In the continuing saga of TiVo and its quest to find new markets for its technology, it looks like Best Buy is going to include the company's UI on a couple of upcoming Insignia HDTVs, though ironically those sets will not include DVRs. (You won't be charged a TiVo monthly subscription, however.
Another research analyst predicts an Apple HDTV is coming, along with a "Genius Squad" to install sets
There's always been one research analyst -- Piper Jaffray's Gene Munster -- that has predicted Apple will release HDTVs, but now a second one -- UBS Investment Research's Maynard Um -- is joining Munster in his belief that the next Apple TV could be an actual TV. Where there's smoke is there fire?
Apple TV's diminutive remote may be stylish, but it doesn't make it easy to search for movies to watch. But some sleuthing into iOS 5's code has revealed that such pecking could become less necessary, as it appears that support for Bluetooth devices is coming to the Apple TV with the latest update to its software.
The Apple rumor du jour concerns one of the annoying drawbacks of iTunes and Apple TV video capabilities. AppleInsider is reporting that an "iTunes HD+" upgrade could be in the works that would finally bring 1080p HD videos to the iTunes ecosystem.
It's no secret that Hulu is on the block, but exactly who is looking to buy the online TV service has led to intense speculation. One day Microsoft is the hot candidate; the next day, it's Yahoo.
The best of ZDNet, delivered
- 1 How does Vizio keep its TV prices so low? Lots and lots of outsourcing
- 2 Verizon FiOS plans to eventually kill off set-top box with home media server
- 3 Best Buy previews its 32-inch LCD HDTV/Blu-ray player combo on its Web site

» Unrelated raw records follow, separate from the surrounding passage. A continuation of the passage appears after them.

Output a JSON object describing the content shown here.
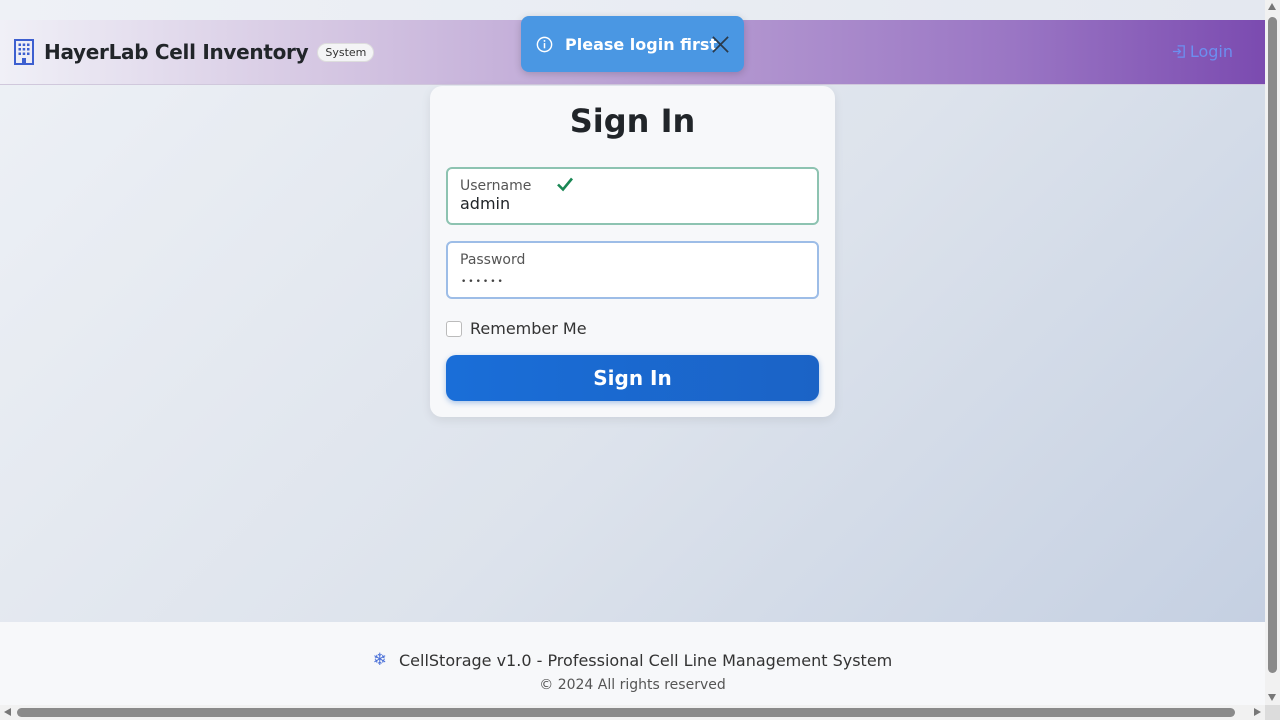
{
  "navbar": {
    "title": "HayerLab Cell Inventory",
    "badge": "System",
    "brand_icon": "building-icon",
    "login_label": "Login",
    "login_icon": "sign-in-icon"
  },
  "toast": {
    "message": "Please login first",
    "icon": "info-circle-icon",
    "close_icon": "close-icon",
    "color": "#4a97e3"
  },
  "login_form": {
    "title": "Sign In",
    "username": {
      "label": "Username",
      "value": "admin",
      "valid": true
    },
    "password": {
      "label": "Password",
      "value_masked": "••••••"
    },
    "remember_label": "Remember Me",
    "remember_checked": false,
    "submit_label": "Sign In",
    "accent_color": "#1b63c6"
  },
  "footer": {
    "line1": "CellStorage v1.0 - Professional Cell Line Management System",
    "line2": "© 2024 All rights reserved",
    "icon": "snowflake-icon"
  }
}
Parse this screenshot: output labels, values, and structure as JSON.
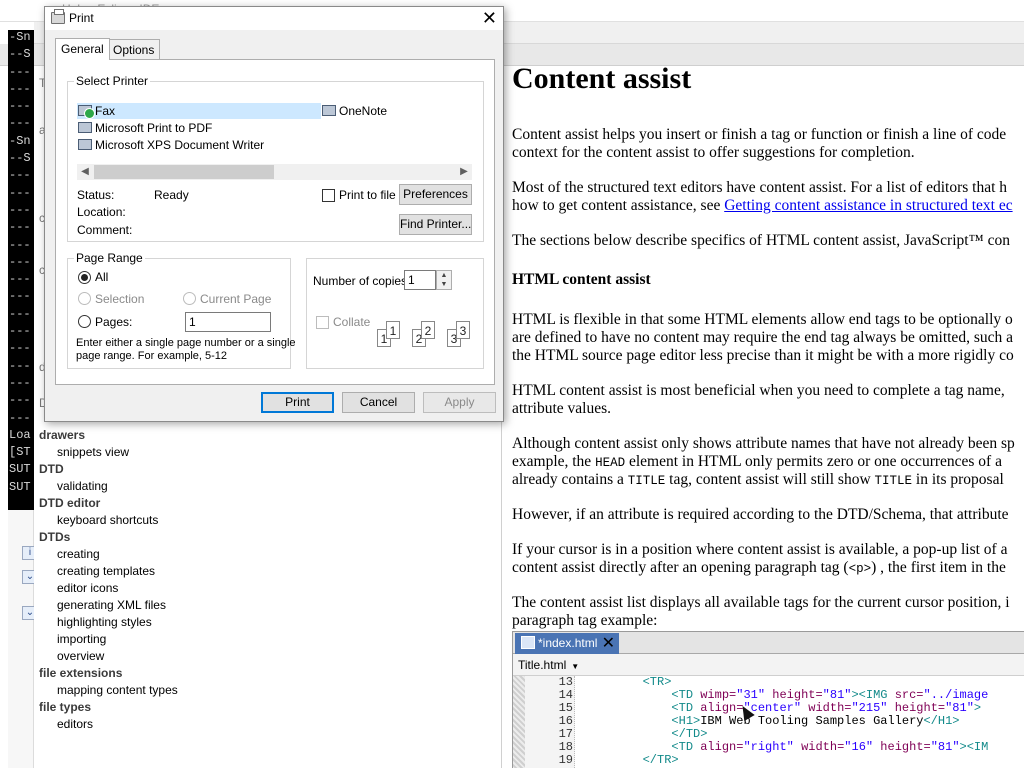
{
  "help_window": {
    "title": "Help - Eclipse IDE",
    "console_lines": [
      "-Sn",
      "--S",
      "---",
      "---",
      "---",
      "---",
      "-Sn",
      "--S",
      "---",
      "---",
      "---",
      "---",
      "---",
      "---",
      "---",
      "---",
      "---",
      "---",
      "---",
      "---",
      "---",
      "---",
      "---",
      "Loa",
      "[ST",
      "SUT",
      "SUT"
    ],
    "index_fragments": [
      "T",
      "a",
      "c",
      "c",
      "d",
      "D"
    ],
    "index": [
      {
        "type": "head",
        "label": "drawers"
      },
      {
        "type": "sub",
        "label": "snippets view"
      },
      {
        "type": "head",
        "label": "DTD"
      },
      {
        "type": "sub",
        "label": "validating"
      },
      {
        "type": "head",
        "label": "DTD editor"
      },
      {
        "type": "sub",
        "label": "keyboard shortcuts"
      },
      {
        "type": "head",
        "label": "DTDs"
      },
      {
        "type": "sub",
        "label": "creating"
      },
      {
        "type": "sub",
        "label": "creating templates"
      },
      {
        "type": "sub",
        "label": "editor icons"
      },
      {
        "type": "sub",
        "label": "generating XML files"
      },
      {
        "type": "sub",
        "label": "highlighting styles"
      },
      {
        "type": "sub",
        "label": "importing"
      },
      {
        "type": "sub",
        "label": "overview"
      },
      {
        "type": "head",
        "label": "file extensions"
      },
      {
        "type": "sub",
        "label": "mapping content types"
      },
      {
        "type": "head",
        "label": "file types"
      },
      {
        "type": "sub",
        "label": "editors"
      }
    ]
  },
  "content": {
    "heading": "Content assist",
    "p1_l1": "Content assist helps you insert or finish a tag or function or finish a line of code",
    "p1_l2": "context for the content assist to offer suggestions for completion.",
    "p2_l1": "Most of the structured text editors have content assist. For a list of editors that h",
    "p2_l2_pre": "how to get content assistance, see ",
    "p2_l2_link": "Getting content assistance in structured text ec",
    "p3_l1": "The sections below describe specifics of HTML content assist, JavaScript™ con",
    "h_html": "HTML content assist",
    "p4_l1": "HTML is flexible in that some HTML elements allow end tags to be optionally o",
    "p4_l2": "are defined to have no content may require the end tag always be omitted, such a",
    "p4_l3": "the HTML source page editor less precise than it might be with a more rigidly co",
    "p5_l1": "HTML content assist is most beneficial when you need to complete a tag name,",
    "p5_l2": "attribute values.",
    "p6_l1": "Although content assist only shows attribute names that have not already been sp",
    "p6_l2_pre": "example, the ",
    "p6_l2_code": "HEAD",
    "p6_l2_post": " element in HTML only permits zero or one occurrences of a",
    "p6_l3_pre": "already contains a ",
    "p6_l3_code": "TITLE",
    "p6_l3_mid": " tag, content assist will still show ",
    "p6_l3_code2": "TITLE",
    "p6_l3_post": " in its proposal",
    "p7_l1": "However, if an attribute is required according to the DTD/Schema, that attribute",
    "p8_l1": "If your cursor is in a position where content assist is available, a pop-up list of a",
    "p8_l2_pre": "content assist directly after an opening paragraph tag (",
    "p8_l2_code": "<p>",
    "p8_l2_post": ") , the first item in the",
    "p9_l1": "The content assist list displays all available tags for the current cursor position, i",
    "p9_l2": "paragraph tag example:"
  },
  "editor": {
    "tab_label": "*index.html",
    "breadcrumb": "Title.html",
    "lines": [
      {
        "num": "13",
        "indent": "        ",
        "parts": [
          {
            "c": "tag",
            "t": "<TR>"
          }
        ]
      },
      {
        "num": "14",
        "indent": "            ",
        "parts": [
          {
            "c": "tag",
            "t": "<TD "
          },
          {
            "c": "attr",
            "t": "wimp="
          },
          {
            "c": "val",
            "t": "\"31\""
          },
          {
            "c": "attr",
            "t": " height="
          },
          {
            "c": "val",
            "t": "\"81\""
          },
          {
            "c": "tag",
            "t": "><IMG "
          },
          {
            "c": "attr",
            "t": "src="
          },
          {
            "c": "val",
            "t": "\"../image"
          }
        ]
      },
      {
        "num": "15",
        "indent": "            ",
        "parts": [
          {
            "c": "tag",
            "t": "<TD "
          },
          {
            "c": "attr",
            "t": "align="
          },
          {
            "c": "val",
            "t": "\"center\""
          },
          {
            "c": "attr",
            "t": " width="
          },
          {
            "c": "val",
            "t": "\"215\""
          },
          {
            "c": "attr",
            "t": " height="
          },
          {
            "c": "val",
            "t": "\"81\""
          },
          {
            "c": "tag",
            "t": ">"
          }
        ]
      },
      {
        "num": "16",
        "indent": "            ",
        "parts": [
          {
            "c": "tag",
            "t": "<H1>"
          },
          {
            "c": "txt",
            "t": "IBM Web Tooling Samples Gallery"
          },
          {
            "c": "tag",
            "t": "</H1>"
          }
        ]
      },
      {
        "num": "17",
        "indent": "            ",
        "parts": [
          {
            "c": "tag",
            "t": "</TD>"
          }
        ]
      },
      {
        "num": "18",
        "indent": "            ",
        "parts": [
          {
            "c": "tag",
            "t": "<TD "
          },
          {
            "c": "attr",
            "t": "align="
          },
          {
            "c": "val",
            "t": "\"right\""
          },
          {
            "c": "attr",
            "t": " width="
          },
          {
            "c": "val",
            "t": "\"16\""
          },
          {
            "c": "attr",
            "t": " height="
          },
          {
            "c": "val",
            "t": "\"81\""
          },
          {
            "c": "tag",
            "t": "><IM"
          }
        ]
      },
      {
        "num": "19",
        "indent": "        ",
        "parts": [
          {
            "c": "tag",
            "t": "</TR>"
          }
        ]
      }
    ]
  },
  "print_dialog": {
    "title": "Print",
    "tabs": [
      "General",
      "Options"
    ],
    "select_printer_label": "Select Printer",
    "printers": [
      "Fax",
      "OneNote",
      "Microsoft Print to PDF",
      "Microsoft XPS Document Writer"
    ],
    "selected_printer": "Fax",
    "status_label": "Status:",
    "status_value": "Ready",
    "location_label": "Location:",
    "comment_label": "Comment:",
    "print_to_file_label": "Print to file",
    "preferences_label": "Preferences",
    "find_printer_label": "Find Printer...",
    "page_range_label": "Page Range",
    "all_label": "All",
    "selection_label": "Selection",
    "current_page_label": "Current Page",
    "pages_label": "Pages:",
    "pages_value": "1",
    "page_range_hint_l1": "Enter either a single page number or a single",
    "page_range_hint_l2": "page range.  For example, 5-12",
    "copies_label": "Number of copies:",
    "copies_value": "1",
    "collate_label": "Collate",
    "collate_pages": [
      "1",
      "1",
      "2",
      "2",
      "3",
      "3"
    ],
    "print_button": "Print",
    "cancel_button": "Cancel",
    "apply_button": "Apply"
  },
  "colors": {
    "accent": "#0078d7",
    "selection": "#cde8ff",
    "editor_tab": "#4a74b4",
    "link": "#0000ee"
  }
}
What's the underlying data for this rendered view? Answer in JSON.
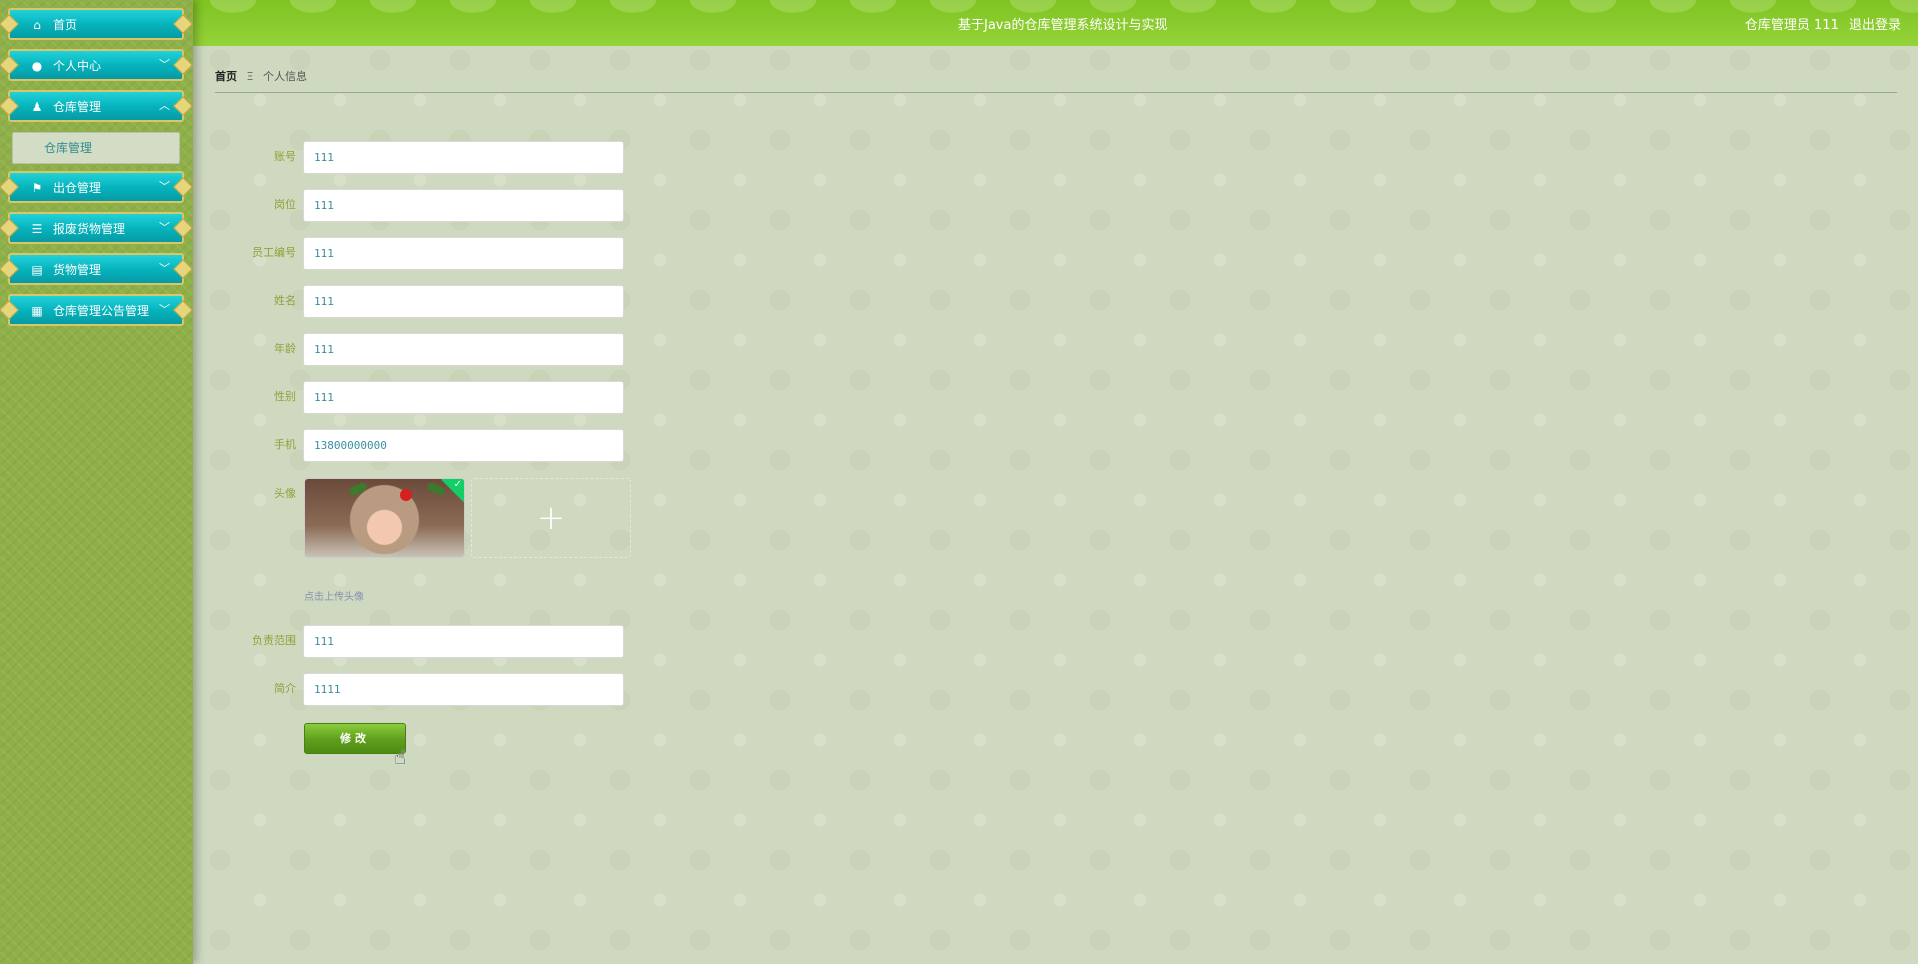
{
  "header": {
    "site_title": "基于Java的仓库管理系统设计与实现",
    "user_label": "仓库管理员 111",
    "logout_label": "退出登录"
  },
  "sidebar": {
    "items": [
      {
        "label": "首页",
        "icon": "home-icon",
        "glyph": "⌂",
        "chevron": ""
      },
      {
        "label": "个人中心",
        "icon": "user-icon",
        "glyph": "●",
        "chevron": "﹀"
      },
      {
        "label": "仓库管理",
        "icon": "stamp-icon",
        "glyph": "♟",
        "chevron": "︿"
      },
      {
        "label": "出仓管理",
        "icon": "flag-icon",
        "glyph": "⚑",
        "chevron": "﹀"
      },
      {
        "label": "报废货物管理",
        "icon": "list-icon",
        "glyph": "☰",
        "chevron": "﹀"
      },
      {
        "label": "货物管理",
        "icon": "clipboard-icon",
        "glyph": "▤",
        "chevron": "﹀"
      },
      {
        "label": "仓库管理公告管理",
        "icon": "grid-icon",
        "glyph": "▦",
        "chevron": "﹀"
      }
    ],
    "submenu": {
      "label": "仓库管理"
    }
  },
  "breadcrumb": {
    "home": "首页",
    "separator": "Ξ",
    "current": "个人信息"
  },
  "form": {
    "fields": [
      {
        "label": "账号",
        "value": "111"
      },
      {
        "label": "岗位",
        "value": "111"
      },
      {
        "label": "员工编号",
        "value": "111"
      },
      {
        "label": "姓名",
        "value": "111"
      },
      {
        "label": "年龄",
        "value": "111"
      },
      {
        "label": "性别",
        "value": "111"
      },
      {
        "label": "手机",
        "value": "13800000000"
      },
      {
        "label": "负责范围",
        "value": "111"
      },
      {
        "label": "简介",
        "value": "1111"
      }
    ],
    "avatar": {
      "label": "头像",
      "upload_plus": "+",
      "hint": "点击上传头像",
      "check": "✓"
    },
    "submit_label": "修改"
  },
  "colors": {
    "topbar": "#85c828",
    "sidebar": "#8fb048",
    "menu_item": "#0bb8c2",
    "label": "#8ea23a",
    "input_text": "#3a8fa0",
    "button": "#5f9e1c"
  }
}
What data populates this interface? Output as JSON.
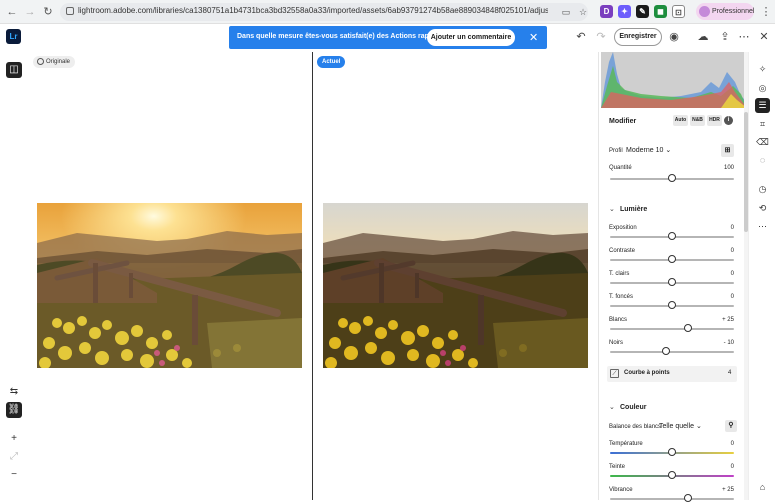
{
  "browser": {
    "url": "lightroom.adobe.com/libraries/ca1380751a1b4731bca3bd32558a0a33/imported/assets/6ab93791274b58ae889034848f025101/adjust?panel=organize...",
    "profile_label": "Professionnel",
    "extensions": [
      "D",
      "✦",
      "✎",
      "◼",
      "⊡"
    ],
    "menu_icon": "⋮"
  },
  "header": {
    "logo": "Lr",
    "banner_text": "Dans quelle mesure êtes-vous satisfait(e) des Actions rapides ?",
    "banner_button": "Ajouter un commentaire",
    "banner_close": "✕",
    "save_label": "Enregistrer"
  },
  "canvas": {
    "original_tag": "Originale",
    "actual_tag": "Actuel"
  },
  "panel": {
    "title": "Modifier",
    "buttons": [
      "Auto",
      "N&B",
      "HDR"
    ],
    "profile_label": "Profil",
    "profile_value": "Moderne 10",
    "quantity_label": "Quantité",
    "quantity_value": "100",
    "quantity_level": 1.0,
    "light_section": "Lumière",
    "light_sliders": [
      {
        "label": "Exposition",
        "value": "0",
        "level": 0.5
      },
      {
        "label": "Contraste",
        "value": "0",
        "level": 0.5
      },
      {
        "label": "T. clairs",
        "value": "0",
        "level": 0.5
      },
      {
        "label": "T. foncés",
        "value": "0",
        "level": 0.5
      },
      {
        "label": "Blancs",
        "value": "+ 25",
        "level": 0.625
      },
      {
        "label": "Noirs",
        "value": "- 10",
        "level": 0.45
      }
    ],
    "curve_label": "Courbe à points",
    "curve_count": "4",
    "color_section": "Couleur",
    "wb_label": "Balance des blancs",
    "wb_value": "Telle quelle",
    "color_sliders": [
      {
        "label": "Température",
        "value": "0",
        "level": 0.5
      },
      {
        "label": "Teinte",
        "value": "0",
        "level": 0.5
      },
      {
        "label": "Vibrance",
        "value": "+ 25",
        "level": 0.625
      }
    ]
  },
  "colors": {
    "accent": "#2680eb",
    "logo_bg": "#0a1b3a",
    "logo_text": "#31a8ff"
  }
}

- 4 Comcast rolls out Xfinity TV for cable subscribers: Online access to content, remote DVR programming, more
- 5 Watch brand-new movies in your home -- after a $20,000 setup fee